Back in 1948, President Harry S. Truman was elected to office and realized the White House was in an almost uninhabitable state and in need of a complete interior renovation.

According to National Journal, all of the 1948 holiday season social events at the White House were canceled because the building was declared as a hazard.

President Truman testified to Congress in 1949 that “It perhaps would be more economical from a purely financial standpoint to raze the building and to rebuild completely. In doing so, however, there would be destroyed a building of tremendous historical significance in the growth of the nation.”

The exterior was reinforced with newly poured concrete columns, while the interior of the building was completely gutted in 1950.

The National Mall in Washington, D.C. also used to have quite a different look and feel to it before all of the landmark buildings were in place.

Back in the 1860s, the Capital dome was nearing completion while work on the partially completed Washington Monument was on hold, and would not begin again until 1877.

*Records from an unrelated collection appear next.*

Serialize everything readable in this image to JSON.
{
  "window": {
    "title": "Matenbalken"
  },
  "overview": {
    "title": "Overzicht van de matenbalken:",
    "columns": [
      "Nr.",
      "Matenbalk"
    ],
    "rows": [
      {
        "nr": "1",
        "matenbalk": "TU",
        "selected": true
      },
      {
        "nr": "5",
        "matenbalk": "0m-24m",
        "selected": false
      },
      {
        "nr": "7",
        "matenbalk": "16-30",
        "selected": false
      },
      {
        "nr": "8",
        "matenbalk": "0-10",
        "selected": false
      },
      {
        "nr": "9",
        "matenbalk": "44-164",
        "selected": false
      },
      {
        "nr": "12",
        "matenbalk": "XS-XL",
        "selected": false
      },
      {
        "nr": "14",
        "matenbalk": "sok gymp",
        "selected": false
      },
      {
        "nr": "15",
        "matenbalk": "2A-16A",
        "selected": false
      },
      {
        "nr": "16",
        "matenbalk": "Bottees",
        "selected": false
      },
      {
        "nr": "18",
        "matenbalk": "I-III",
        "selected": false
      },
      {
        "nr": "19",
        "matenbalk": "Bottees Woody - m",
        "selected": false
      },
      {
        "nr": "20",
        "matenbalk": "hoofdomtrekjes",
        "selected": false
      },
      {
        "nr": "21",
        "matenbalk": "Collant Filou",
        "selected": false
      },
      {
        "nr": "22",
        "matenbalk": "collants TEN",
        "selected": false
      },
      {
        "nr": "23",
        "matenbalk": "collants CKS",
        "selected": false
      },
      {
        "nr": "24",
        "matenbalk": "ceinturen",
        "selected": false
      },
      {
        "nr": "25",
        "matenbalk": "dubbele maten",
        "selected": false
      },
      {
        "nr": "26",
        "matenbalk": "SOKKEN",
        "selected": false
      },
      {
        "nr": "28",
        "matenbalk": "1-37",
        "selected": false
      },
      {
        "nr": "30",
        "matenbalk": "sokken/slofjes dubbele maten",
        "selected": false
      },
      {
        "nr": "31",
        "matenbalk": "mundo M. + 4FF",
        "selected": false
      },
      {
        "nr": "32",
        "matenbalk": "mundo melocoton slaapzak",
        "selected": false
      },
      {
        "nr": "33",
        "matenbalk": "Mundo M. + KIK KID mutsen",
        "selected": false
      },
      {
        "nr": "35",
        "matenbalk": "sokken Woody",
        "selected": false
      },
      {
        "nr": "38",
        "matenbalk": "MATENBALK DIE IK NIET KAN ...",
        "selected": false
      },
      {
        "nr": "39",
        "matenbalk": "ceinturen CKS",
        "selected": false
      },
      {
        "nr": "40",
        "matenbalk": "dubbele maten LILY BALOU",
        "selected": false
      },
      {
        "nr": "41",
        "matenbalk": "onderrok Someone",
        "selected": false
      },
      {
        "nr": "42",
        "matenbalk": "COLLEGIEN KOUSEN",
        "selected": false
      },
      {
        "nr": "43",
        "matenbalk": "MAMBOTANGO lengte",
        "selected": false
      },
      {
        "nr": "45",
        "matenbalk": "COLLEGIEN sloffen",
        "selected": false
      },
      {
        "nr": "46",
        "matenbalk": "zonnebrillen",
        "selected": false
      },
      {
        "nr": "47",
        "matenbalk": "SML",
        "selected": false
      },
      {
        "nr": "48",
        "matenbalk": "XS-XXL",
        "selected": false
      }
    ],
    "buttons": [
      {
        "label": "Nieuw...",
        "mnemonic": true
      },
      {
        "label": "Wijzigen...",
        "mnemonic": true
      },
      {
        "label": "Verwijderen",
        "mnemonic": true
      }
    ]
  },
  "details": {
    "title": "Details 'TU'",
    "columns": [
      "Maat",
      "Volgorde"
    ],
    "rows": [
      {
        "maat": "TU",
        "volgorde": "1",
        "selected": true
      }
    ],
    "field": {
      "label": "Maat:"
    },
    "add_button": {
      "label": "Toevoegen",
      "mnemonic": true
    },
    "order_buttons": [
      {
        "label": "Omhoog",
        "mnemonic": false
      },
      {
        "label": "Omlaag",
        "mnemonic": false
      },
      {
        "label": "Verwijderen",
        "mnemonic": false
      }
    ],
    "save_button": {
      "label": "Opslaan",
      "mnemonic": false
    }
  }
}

In what would later become Constitution Avenue was an open canal filled with sewage where people dumped their waste.